[Start of section]
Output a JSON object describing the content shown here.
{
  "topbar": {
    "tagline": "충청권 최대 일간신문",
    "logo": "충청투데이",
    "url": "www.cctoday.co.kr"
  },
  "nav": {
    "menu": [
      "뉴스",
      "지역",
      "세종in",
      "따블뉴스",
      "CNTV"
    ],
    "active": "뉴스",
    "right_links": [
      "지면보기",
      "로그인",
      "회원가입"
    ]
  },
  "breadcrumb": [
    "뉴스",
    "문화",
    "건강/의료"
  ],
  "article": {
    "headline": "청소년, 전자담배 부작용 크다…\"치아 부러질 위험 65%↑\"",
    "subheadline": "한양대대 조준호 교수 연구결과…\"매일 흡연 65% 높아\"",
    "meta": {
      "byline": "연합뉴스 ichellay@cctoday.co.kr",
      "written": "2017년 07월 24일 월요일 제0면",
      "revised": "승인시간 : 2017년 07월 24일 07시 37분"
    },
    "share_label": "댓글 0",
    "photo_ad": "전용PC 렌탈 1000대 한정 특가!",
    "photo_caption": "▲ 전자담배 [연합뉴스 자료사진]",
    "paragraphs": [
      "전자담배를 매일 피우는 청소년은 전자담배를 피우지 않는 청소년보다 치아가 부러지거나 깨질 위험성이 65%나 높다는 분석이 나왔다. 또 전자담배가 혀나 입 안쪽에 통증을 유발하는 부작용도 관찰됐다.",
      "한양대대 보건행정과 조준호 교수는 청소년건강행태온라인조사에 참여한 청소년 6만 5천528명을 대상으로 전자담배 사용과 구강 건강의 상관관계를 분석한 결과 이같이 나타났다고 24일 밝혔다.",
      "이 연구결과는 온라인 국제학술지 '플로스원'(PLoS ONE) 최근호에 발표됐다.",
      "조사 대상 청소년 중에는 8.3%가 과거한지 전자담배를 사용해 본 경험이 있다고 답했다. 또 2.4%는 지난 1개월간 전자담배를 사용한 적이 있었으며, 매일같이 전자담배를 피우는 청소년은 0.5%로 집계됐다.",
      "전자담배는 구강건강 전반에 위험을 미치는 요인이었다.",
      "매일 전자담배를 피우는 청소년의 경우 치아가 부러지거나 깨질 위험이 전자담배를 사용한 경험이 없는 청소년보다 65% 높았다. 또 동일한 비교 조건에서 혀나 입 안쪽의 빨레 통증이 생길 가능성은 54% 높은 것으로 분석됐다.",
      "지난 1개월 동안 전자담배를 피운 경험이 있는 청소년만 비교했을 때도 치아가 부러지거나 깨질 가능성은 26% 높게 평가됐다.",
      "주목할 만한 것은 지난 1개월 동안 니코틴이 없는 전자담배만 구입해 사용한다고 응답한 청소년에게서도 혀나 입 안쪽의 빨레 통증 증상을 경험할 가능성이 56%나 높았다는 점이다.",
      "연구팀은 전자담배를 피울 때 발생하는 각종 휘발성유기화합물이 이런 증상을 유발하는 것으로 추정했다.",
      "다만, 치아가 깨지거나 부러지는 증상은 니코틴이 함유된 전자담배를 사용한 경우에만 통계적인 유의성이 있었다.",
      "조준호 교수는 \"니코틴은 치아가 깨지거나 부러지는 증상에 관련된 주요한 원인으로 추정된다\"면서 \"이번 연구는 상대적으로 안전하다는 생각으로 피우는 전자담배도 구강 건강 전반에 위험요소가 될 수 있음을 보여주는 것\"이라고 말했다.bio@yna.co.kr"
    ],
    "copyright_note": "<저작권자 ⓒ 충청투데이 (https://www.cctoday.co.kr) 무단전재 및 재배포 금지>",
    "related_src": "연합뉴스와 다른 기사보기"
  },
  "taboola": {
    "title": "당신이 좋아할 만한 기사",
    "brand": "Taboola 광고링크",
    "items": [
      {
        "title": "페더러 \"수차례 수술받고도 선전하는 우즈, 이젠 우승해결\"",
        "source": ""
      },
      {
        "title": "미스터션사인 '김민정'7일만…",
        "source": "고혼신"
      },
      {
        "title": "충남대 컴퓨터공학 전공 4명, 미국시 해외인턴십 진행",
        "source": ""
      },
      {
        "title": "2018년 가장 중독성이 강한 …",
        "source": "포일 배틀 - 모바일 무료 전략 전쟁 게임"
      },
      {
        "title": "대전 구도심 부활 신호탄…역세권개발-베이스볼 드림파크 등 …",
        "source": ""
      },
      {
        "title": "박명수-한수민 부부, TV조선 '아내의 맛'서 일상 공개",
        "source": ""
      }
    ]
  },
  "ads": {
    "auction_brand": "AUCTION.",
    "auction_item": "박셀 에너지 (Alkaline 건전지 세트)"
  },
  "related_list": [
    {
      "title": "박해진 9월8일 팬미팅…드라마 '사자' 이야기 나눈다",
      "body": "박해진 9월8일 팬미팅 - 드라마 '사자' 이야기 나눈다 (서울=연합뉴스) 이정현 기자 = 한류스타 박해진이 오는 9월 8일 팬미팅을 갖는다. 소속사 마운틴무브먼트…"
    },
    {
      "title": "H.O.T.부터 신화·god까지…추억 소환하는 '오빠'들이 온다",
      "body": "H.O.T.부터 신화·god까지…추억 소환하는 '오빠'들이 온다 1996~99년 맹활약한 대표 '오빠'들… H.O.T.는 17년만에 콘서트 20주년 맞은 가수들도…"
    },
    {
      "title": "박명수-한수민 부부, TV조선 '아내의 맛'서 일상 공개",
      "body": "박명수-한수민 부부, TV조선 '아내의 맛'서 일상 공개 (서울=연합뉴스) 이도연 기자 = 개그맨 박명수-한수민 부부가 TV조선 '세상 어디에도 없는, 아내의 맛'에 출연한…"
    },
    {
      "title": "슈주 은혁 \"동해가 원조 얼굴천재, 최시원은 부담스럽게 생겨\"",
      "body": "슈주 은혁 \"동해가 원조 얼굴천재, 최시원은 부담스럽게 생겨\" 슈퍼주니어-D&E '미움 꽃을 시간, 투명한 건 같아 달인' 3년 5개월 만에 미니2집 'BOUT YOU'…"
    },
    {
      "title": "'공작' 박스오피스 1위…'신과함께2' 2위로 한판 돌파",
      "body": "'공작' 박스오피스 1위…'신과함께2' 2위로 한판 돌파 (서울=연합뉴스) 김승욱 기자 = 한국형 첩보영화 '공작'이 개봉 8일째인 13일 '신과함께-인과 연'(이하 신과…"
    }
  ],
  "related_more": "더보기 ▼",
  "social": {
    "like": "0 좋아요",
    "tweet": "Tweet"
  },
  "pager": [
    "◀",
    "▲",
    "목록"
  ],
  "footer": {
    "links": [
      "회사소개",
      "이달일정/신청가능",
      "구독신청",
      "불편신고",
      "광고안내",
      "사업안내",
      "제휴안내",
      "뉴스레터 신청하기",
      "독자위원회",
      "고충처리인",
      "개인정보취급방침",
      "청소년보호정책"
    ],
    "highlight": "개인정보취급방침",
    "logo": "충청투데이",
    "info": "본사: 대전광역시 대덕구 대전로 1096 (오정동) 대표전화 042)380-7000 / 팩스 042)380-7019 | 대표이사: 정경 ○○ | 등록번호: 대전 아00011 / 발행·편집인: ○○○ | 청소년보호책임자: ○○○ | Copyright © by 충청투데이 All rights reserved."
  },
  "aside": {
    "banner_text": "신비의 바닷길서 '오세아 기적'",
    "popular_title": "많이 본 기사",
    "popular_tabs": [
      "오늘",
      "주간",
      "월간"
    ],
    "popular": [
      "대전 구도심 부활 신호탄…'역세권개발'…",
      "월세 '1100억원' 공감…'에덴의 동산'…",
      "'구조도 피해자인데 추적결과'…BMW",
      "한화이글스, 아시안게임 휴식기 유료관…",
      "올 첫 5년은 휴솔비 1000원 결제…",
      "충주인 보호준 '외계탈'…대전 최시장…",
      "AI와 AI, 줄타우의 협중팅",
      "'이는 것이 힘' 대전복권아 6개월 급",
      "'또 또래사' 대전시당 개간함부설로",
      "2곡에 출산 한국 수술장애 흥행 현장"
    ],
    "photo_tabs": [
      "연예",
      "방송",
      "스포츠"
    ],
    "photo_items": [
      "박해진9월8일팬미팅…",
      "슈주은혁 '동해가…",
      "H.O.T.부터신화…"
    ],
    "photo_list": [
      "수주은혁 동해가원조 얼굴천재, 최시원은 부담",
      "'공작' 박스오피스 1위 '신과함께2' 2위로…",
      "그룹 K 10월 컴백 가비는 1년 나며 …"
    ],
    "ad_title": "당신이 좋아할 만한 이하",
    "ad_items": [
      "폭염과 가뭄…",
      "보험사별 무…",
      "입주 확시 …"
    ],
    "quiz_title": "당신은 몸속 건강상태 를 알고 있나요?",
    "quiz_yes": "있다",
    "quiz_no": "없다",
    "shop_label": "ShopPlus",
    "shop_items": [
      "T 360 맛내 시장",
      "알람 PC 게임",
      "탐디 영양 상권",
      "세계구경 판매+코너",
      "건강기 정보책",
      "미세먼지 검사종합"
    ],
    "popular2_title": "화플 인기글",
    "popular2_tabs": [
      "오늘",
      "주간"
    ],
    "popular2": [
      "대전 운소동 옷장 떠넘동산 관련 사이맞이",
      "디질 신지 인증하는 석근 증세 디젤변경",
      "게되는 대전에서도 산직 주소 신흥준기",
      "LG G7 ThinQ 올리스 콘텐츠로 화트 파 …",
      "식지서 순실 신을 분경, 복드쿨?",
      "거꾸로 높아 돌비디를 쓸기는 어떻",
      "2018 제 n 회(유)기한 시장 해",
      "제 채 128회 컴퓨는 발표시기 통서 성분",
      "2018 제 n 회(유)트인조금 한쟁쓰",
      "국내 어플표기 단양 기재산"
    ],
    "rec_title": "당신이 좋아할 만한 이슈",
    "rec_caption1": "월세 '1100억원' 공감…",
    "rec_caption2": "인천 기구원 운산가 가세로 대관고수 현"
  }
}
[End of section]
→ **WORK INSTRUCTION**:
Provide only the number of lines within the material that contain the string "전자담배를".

→ **EXERCISE ANSWER**:
6